Segment Start: Exercise data

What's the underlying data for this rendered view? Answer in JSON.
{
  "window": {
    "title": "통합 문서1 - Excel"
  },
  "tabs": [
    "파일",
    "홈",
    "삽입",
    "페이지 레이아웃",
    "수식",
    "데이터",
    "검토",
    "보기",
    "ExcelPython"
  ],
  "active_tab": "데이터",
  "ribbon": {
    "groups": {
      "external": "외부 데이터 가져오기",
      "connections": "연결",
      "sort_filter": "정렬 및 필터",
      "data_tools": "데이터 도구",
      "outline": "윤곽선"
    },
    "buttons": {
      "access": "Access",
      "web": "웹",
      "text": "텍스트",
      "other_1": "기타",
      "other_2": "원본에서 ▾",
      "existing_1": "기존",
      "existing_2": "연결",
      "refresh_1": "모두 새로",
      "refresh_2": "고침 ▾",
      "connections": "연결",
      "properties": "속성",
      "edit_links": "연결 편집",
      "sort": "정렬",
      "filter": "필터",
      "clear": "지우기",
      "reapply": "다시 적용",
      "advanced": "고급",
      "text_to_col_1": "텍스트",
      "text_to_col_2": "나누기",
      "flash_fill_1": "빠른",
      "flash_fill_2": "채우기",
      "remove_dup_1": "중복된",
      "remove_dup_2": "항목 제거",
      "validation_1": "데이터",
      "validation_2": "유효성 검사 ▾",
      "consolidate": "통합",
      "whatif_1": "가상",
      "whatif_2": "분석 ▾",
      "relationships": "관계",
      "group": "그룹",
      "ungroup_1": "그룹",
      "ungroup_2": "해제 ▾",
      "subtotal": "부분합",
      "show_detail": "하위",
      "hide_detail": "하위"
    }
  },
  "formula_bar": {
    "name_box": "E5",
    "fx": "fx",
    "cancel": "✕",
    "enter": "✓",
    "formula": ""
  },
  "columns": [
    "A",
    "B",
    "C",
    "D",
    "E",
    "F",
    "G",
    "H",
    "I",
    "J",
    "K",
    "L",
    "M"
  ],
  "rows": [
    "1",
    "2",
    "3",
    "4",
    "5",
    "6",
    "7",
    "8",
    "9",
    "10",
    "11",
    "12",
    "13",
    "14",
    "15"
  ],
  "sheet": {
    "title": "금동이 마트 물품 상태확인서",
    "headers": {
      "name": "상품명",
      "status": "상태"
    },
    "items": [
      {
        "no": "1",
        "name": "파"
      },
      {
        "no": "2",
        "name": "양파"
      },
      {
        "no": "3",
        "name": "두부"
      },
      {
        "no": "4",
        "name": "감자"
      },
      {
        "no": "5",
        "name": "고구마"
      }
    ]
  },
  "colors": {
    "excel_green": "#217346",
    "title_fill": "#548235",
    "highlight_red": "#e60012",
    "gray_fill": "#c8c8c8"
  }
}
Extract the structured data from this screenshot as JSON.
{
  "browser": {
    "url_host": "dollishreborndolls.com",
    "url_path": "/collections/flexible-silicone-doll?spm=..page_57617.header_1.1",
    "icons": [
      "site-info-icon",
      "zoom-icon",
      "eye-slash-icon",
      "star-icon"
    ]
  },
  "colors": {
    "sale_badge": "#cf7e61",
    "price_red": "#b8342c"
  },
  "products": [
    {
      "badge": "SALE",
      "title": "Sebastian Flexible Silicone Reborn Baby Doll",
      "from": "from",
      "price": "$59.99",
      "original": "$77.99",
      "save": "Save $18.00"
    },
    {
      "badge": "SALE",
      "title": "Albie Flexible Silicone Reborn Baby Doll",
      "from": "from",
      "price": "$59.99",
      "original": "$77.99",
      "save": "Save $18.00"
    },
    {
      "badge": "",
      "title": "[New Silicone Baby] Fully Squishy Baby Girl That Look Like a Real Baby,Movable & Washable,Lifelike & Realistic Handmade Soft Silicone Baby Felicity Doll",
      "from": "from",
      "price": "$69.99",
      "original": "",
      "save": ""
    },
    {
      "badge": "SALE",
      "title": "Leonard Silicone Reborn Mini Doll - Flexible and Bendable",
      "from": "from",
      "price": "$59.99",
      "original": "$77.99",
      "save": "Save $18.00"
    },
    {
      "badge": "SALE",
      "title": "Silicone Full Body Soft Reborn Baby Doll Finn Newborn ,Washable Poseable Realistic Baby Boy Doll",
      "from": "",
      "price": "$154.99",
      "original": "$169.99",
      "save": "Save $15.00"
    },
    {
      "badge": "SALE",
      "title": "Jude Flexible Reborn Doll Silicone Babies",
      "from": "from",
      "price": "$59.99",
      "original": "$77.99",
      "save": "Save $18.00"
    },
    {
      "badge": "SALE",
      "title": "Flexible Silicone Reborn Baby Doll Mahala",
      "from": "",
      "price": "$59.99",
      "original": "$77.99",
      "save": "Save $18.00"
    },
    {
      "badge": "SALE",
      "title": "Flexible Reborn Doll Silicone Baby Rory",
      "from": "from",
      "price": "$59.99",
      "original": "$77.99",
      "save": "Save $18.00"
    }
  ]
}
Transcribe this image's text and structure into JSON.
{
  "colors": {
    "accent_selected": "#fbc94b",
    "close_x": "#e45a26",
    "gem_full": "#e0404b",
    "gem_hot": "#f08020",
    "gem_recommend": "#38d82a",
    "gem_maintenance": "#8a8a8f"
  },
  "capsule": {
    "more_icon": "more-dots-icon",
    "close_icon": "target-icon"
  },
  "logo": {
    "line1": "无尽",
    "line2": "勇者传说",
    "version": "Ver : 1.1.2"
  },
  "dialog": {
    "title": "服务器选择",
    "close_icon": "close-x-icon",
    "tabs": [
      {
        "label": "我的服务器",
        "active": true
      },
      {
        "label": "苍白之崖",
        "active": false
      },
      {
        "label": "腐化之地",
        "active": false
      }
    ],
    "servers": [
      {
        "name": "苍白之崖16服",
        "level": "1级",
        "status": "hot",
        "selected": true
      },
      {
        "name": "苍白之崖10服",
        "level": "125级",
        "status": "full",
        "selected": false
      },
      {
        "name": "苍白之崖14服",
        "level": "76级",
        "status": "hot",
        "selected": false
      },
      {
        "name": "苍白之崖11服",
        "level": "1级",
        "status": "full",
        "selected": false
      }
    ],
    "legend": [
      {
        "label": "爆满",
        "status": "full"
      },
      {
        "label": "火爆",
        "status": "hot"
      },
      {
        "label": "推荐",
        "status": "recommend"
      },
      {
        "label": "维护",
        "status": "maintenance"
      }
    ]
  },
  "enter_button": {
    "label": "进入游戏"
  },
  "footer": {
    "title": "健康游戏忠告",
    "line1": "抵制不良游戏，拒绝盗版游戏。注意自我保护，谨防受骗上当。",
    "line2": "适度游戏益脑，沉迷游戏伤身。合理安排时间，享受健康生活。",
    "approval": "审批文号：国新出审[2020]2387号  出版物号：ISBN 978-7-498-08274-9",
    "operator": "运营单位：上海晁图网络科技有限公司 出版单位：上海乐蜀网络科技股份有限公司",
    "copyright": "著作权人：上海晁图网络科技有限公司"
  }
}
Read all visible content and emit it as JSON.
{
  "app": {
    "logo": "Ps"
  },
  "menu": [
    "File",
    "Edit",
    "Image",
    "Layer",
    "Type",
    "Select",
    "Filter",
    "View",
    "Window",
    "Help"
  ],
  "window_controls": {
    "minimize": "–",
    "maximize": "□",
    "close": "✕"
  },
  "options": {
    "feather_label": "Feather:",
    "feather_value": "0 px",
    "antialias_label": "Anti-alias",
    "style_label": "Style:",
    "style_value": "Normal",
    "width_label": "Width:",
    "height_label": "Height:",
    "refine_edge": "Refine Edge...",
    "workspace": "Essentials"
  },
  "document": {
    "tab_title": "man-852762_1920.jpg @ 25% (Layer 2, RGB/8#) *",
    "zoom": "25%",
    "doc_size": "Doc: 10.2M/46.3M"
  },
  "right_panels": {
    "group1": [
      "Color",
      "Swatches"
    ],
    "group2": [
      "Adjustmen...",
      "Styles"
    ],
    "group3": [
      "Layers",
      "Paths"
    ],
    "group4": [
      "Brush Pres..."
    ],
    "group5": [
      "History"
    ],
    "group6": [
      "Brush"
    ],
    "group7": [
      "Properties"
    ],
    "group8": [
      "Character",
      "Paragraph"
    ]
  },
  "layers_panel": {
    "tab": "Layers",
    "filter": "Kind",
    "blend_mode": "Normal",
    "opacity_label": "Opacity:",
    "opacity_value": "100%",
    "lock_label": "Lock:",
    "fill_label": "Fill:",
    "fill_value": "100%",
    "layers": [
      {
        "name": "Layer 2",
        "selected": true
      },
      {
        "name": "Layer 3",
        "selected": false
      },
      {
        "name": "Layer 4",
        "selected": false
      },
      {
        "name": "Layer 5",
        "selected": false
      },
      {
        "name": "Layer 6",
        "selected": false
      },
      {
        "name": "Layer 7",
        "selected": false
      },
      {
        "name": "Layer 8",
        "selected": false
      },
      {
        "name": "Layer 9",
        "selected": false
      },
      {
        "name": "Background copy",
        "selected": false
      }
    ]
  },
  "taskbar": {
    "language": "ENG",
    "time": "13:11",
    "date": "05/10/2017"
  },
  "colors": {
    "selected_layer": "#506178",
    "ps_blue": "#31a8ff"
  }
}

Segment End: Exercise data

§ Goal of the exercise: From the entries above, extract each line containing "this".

§ Exercise response:
What's the underlying data for this rendered view? Answer in JSON.
Extract the structured data from this screenshot as JSON.
Transcribe this image's text and structure into JSON.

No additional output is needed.